“A total of four patient deaths have been reported following dialysis treatment,” the press release wrote. “Symptoms reported include abdominal pain, nausea, vomiting, cyanosis, chest pain, and flushing that occurred during and/or following dialysis treatment,” it warned.
The tubing was manufactured in Tijuana, Mexico, according United Press International, and as many as 6,000 sets of tubing may have been shipped.
In another product malfunction, on August 16, 2005, Gambro issued a “Worldwide Safety Alert” to all users of its Prisma System dialysis machine explaining what actions to take to reduce the problems with the device that resulted in excessive fluid removal.
The Prisma System is specially designed to perform the complete range of continuous renal replacement therapy for critically ill patients in the intensive care unit.
In this country, the FDA now says nine deaths and 11 serious injuries have been linked to the Prisma System. Since the device was introduced in 1997, approximately 1,900 units have been distributed to facilities in the US, and about 5,000 were sold worldwide. The system serves about 80% of the market for acute dialysis care in this country.
On January 5, 2006, Gambro Dasco, SpA, a production unit located in Italy, received a warning letter from the FDA reflecting continued concerns about the safety, adequacy and effectiveness of Gambro renal systems. The FDA also issued an import ban, calling for the detention of all Gambro’s dialysis machines shipped from Italy until the issues are resolved.
In addition to the Prisma, the ban covers the Phoenix machine, used in outpatient dialysis care, and the company’s newest product the Prismaflex machine, which is said to be an improved version of the Prisma System.
That letter arrived shortly after the FDA sent a 13-page report to Gambro following a September 2005, inspection of the company’s plant in Italy where the Prisma System is produced. The report listed numerous violations at the plant, and said more than 90 incidences of serious problems with the device, had been reported to Gambro but had not been reported to the FDA, including deaths. The report specifically noted Cambro‘s:
1. Failure to submit reports to FDA after receiving information that reasonably suggested that one of your marketed devices may have caused or contributed to a death or serious injury, as required by 21 CFR 803.50(a)(1). For example:
a) A patient died on June 6, 2004, two days after the Prisma removed 100 cc too much fluid from the patient. This event should be reported as a device-related death.

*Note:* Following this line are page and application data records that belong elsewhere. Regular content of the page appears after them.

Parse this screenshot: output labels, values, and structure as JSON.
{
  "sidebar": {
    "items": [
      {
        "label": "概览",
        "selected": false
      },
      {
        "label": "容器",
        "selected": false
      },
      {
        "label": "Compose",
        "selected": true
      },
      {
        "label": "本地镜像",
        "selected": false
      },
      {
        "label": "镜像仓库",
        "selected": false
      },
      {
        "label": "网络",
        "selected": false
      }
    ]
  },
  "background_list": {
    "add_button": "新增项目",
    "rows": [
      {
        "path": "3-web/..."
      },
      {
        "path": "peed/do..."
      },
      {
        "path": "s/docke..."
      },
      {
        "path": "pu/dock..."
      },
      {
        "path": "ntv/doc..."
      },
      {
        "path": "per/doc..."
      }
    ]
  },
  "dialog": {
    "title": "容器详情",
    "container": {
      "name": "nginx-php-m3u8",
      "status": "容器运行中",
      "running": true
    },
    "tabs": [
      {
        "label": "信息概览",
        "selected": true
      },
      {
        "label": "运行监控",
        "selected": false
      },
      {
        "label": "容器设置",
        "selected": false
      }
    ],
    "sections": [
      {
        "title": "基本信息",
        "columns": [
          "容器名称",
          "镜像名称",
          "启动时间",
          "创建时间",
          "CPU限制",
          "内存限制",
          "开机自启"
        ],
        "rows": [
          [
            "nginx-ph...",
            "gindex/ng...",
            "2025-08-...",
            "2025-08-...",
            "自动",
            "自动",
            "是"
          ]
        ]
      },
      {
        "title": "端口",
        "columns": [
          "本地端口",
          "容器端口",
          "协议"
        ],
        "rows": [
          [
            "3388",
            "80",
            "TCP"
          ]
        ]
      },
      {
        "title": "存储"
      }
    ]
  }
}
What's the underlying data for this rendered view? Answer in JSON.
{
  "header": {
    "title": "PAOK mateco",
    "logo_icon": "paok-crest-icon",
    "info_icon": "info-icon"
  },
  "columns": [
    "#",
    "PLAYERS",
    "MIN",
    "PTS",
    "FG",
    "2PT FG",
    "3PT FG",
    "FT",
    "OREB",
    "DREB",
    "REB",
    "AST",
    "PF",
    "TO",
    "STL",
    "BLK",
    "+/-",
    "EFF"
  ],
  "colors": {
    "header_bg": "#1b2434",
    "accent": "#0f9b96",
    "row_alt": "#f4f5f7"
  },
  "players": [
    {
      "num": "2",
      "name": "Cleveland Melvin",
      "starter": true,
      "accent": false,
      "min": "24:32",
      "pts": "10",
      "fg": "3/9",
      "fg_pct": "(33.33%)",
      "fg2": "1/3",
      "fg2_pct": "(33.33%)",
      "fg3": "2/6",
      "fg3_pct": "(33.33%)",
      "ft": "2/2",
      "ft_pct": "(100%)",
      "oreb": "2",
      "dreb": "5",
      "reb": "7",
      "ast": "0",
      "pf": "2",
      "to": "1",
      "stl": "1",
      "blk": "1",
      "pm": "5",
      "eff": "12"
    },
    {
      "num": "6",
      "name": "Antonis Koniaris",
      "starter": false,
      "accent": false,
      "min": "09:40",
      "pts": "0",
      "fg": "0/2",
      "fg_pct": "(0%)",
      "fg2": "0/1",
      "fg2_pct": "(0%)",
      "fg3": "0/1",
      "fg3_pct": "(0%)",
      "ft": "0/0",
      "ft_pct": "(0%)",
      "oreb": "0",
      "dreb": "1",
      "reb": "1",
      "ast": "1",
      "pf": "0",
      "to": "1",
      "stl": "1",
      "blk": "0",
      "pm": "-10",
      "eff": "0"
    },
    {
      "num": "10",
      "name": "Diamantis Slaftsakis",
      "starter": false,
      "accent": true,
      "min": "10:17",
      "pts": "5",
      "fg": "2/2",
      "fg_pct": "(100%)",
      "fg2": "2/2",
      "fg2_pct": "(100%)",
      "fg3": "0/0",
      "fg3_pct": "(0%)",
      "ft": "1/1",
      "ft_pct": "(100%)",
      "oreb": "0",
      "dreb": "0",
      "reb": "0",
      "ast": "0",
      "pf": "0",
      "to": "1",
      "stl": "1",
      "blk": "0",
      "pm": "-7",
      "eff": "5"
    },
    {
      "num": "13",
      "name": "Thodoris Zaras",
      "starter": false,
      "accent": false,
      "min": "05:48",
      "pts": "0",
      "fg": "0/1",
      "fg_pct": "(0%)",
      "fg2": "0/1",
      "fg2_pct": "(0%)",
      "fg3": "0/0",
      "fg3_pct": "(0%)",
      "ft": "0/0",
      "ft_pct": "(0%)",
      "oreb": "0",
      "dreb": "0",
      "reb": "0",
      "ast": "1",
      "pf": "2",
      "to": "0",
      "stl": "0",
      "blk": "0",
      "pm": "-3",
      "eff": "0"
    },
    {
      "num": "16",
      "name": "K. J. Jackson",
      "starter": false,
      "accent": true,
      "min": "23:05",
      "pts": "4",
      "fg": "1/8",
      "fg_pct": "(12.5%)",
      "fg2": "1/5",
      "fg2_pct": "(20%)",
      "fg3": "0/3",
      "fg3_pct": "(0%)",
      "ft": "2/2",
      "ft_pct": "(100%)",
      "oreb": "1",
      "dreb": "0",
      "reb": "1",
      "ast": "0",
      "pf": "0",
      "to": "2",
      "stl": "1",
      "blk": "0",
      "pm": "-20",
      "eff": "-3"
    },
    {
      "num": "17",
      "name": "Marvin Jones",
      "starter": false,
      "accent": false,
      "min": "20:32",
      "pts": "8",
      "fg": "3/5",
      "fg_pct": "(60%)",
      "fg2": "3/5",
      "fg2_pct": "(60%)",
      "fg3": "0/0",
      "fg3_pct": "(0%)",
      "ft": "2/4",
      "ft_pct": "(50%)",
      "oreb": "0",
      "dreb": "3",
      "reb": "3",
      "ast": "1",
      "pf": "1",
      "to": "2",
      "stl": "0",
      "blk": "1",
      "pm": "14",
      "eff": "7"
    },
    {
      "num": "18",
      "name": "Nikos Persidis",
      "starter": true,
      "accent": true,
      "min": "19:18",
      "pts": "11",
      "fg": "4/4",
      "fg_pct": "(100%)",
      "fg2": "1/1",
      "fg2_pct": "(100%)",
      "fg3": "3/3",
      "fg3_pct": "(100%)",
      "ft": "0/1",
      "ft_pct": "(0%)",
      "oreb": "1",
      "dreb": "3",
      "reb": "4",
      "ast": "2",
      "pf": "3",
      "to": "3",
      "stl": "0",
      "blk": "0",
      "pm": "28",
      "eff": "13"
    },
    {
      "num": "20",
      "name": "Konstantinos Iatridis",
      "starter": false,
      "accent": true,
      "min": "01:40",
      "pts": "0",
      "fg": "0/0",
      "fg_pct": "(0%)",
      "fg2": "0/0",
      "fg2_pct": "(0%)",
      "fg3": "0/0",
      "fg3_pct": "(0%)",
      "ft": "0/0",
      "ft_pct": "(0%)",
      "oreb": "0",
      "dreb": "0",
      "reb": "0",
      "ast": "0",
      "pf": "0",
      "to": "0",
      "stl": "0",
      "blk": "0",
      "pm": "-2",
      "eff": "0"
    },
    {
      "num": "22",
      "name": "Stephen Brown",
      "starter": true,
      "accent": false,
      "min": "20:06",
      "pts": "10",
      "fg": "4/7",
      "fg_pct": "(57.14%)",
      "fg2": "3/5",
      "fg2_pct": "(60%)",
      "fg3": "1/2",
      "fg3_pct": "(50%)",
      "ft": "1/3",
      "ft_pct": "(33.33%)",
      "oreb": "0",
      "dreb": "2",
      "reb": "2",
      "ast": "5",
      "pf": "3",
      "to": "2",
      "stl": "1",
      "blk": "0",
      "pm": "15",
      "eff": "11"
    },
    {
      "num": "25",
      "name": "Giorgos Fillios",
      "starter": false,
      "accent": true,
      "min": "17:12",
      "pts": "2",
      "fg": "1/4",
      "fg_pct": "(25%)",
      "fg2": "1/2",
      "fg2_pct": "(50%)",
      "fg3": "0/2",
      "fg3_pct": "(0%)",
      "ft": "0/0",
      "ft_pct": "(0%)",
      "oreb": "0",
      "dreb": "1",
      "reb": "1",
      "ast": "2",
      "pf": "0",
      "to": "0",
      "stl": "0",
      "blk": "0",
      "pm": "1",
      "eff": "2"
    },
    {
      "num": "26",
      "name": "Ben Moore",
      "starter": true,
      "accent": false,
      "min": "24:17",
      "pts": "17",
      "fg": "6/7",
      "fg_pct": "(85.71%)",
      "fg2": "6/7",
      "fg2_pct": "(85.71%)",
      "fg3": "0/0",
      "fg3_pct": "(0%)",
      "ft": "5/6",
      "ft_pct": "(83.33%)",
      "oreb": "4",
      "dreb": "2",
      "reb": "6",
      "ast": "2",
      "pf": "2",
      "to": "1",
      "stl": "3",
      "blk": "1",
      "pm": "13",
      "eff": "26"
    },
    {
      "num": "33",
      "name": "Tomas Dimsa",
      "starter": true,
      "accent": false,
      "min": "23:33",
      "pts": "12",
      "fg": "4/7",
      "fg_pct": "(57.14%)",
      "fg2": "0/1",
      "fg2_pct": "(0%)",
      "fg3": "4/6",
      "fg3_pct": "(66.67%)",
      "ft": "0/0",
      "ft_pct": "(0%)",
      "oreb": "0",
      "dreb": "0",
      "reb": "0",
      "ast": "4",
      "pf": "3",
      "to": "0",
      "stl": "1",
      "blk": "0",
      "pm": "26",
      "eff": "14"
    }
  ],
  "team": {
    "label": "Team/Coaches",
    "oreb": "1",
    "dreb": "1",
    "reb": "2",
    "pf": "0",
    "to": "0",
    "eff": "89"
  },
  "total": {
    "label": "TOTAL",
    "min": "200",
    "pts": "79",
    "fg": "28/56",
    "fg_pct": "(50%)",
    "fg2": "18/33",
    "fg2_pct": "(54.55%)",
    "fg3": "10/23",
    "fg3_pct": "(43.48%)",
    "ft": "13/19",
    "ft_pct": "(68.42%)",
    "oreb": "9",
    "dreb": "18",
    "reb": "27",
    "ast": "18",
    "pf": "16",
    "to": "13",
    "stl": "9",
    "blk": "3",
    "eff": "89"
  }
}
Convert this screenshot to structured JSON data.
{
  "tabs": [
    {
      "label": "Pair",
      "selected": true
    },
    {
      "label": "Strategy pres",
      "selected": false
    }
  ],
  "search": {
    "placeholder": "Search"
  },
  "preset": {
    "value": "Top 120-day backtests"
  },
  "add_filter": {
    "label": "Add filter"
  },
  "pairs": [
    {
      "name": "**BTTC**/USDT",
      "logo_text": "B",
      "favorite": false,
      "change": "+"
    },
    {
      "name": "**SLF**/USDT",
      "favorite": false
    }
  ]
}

b) A facility reported that a Prisma contributed to the death of a patient on November 20, 2004, after multiple alarms for air in the blood and a blood leak. This event should be reported as a device-related death.
The report also lists more than 17 events that should have been reported under serious injuries.
Until recently, Gambro claimed user error was the sole cause of the problems with the Prisma system. However, in a letter to renal caregivers in January 2006, the company’s medical director, Juan Bosch, MD, acknowledged that software glitches might be giving users incorrect readings on fluid removal.
On February 27, 2006, the FDA sent another letter to all Renal Dialysis Caregivers, stating: “The FDA has become aware of additional serious injuries and deaths associated with the use of the Gambro Prisma® Continuous Renal Replacement Therapy (CRRT) device since the release of our preliminary Public Health Notification in August 2005.”
“We want to emphasize again that special caution must be used when operating the Prisma® System to prevent excessive fluid removal from patients,” the agency wrote.
“Caregivers must adhere strictly to the labeled operating instructions, including the Manufacturer’s Instructions for Use, Operator’s Manual, and the User Interface on the Prisma® System control panel,” it warned.
The FDA now points out that device “design issues may also be contributing to the problem, and this is currently under investigation by both the FDA and the firm.”